-- Data records follows --

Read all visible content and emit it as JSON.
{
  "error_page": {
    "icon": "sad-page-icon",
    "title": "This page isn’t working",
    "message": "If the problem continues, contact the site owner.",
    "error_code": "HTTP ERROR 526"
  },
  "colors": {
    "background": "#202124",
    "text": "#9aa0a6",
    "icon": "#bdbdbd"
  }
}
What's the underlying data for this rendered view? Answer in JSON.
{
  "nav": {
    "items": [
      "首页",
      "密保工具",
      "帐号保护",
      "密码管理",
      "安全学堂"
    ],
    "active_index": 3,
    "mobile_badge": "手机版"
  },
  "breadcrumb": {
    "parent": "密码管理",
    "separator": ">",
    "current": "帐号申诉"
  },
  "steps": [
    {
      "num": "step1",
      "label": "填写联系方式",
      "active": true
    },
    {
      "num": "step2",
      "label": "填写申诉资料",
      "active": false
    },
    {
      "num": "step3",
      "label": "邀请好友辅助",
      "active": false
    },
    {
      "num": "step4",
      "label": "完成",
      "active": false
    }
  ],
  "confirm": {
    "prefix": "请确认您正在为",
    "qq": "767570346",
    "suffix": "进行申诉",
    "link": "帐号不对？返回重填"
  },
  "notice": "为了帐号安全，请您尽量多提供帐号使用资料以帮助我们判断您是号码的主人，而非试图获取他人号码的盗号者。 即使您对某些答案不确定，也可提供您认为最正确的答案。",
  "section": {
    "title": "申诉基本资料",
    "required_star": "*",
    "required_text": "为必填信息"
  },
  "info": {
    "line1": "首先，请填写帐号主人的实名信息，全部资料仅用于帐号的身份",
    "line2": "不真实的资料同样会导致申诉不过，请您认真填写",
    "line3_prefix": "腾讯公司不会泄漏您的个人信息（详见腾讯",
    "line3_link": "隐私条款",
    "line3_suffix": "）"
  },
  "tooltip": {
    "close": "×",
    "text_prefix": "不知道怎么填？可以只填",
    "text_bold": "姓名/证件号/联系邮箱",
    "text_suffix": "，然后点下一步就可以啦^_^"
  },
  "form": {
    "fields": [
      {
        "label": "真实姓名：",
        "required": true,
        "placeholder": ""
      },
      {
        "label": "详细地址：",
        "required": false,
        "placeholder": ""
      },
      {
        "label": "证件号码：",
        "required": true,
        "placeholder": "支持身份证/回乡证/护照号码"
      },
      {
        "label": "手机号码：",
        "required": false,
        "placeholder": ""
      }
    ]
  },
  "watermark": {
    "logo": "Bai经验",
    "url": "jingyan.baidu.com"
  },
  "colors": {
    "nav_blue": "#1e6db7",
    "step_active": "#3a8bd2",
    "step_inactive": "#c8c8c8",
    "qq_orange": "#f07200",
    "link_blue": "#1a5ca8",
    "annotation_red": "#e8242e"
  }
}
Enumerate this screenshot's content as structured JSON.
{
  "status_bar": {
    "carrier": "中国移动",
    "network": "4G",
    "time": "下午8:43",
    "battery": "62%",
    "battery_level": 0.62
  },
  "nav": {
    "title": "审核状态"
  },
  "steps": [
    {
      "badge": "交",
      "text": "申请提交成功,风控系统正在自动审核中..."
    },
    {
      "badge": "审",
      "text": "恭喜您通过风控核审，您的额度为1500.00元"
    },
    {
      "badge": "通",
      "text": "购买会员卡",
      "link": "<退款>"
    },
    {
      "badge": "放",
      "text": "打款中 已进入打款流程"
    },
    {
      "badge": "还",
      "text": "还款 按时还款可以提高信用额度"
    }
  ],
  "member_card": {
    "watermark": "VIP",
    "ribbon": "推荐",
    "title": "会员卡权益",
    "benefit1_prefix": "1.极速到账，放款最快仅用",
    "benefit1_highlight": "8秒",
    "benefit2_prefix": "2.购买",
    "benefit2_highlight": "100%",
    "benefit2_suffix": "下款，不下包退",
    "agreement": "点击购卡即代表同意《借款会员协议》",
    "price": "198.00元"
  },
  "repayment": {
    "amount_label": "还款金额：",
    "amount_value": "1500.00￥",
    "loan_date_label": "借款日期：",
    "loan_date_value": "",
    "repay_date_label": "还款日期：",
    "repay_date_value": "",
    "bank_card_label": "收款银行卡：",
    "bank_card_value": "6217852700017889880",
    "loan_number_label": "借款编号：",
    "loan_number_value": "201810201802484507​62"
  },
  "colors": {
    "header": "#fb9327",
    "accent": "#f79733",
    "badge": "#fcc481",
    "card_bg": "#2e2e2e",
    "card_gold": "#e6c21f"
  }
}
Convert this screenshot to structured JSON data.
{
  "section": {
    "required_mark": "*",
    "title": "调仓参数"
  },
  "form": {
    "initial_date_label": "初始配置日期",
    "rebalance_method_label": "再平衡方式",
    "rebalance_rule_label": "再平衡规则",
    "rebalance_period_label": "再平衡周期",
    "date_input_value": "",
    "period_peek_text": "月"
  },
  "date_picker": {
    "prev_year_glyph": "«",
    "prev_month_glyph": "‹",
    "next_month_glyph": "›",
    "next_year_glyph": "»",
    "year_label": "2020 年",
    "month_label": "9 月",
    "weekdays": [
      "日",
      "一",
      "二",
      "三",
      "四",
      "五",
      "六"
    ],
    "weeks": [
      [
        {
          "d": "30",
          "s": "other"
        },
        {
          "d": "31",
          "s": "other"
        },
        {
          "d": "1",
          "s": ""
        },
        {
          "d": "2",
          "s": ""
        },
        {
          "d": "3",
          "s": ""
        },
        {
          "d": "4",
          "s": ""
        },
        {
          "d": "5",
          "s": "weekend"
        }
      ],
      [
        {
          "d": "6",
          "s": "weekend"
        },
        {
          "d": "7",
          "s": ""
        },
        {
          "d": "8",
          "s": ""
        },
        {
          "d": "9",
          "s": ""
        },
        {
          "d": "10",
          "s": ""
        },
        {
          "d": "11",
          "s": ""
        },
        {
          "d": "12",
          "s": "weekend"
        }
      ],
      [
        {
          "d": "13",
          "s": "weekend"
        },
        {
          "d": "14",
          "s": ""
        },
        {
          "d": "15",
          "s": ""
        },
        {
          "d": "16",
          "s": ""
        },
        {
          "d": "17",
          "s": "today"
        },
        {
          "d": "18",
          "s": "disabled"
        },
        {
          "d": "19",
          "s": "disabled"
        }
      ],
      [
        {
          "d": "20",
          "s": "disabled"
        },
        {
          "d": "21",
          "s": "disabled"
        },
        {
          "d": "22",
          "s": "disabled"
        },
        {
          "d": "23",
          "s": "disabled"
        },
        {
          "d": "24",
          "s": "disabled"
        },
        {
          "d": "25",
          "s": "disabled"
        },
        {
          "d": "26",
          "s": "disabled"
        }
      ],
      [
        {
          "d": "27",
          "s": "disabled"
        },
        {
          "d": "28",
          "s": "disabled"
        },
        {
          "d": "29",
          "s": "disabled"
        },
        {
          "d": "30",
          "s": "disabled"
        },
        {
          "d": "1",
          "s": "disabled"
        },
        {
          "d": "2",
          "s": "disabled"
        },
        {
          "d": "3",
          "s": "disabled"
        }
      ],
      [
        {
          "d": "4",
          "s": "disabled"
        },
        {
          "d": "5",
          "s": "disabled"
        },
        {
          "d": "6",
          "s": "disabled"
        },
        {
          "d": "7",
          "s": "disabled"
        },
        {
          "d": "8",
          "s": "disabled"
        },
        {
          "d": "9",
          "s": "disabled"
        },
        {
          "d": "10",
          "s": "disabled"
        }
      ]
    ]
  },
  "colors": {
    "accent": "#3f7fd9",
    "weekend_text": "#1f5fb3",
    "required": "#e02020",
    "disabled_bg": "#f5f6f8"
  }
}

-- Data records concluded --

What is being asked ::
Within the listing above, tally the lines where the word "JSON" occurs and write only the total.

Solved problem ::
4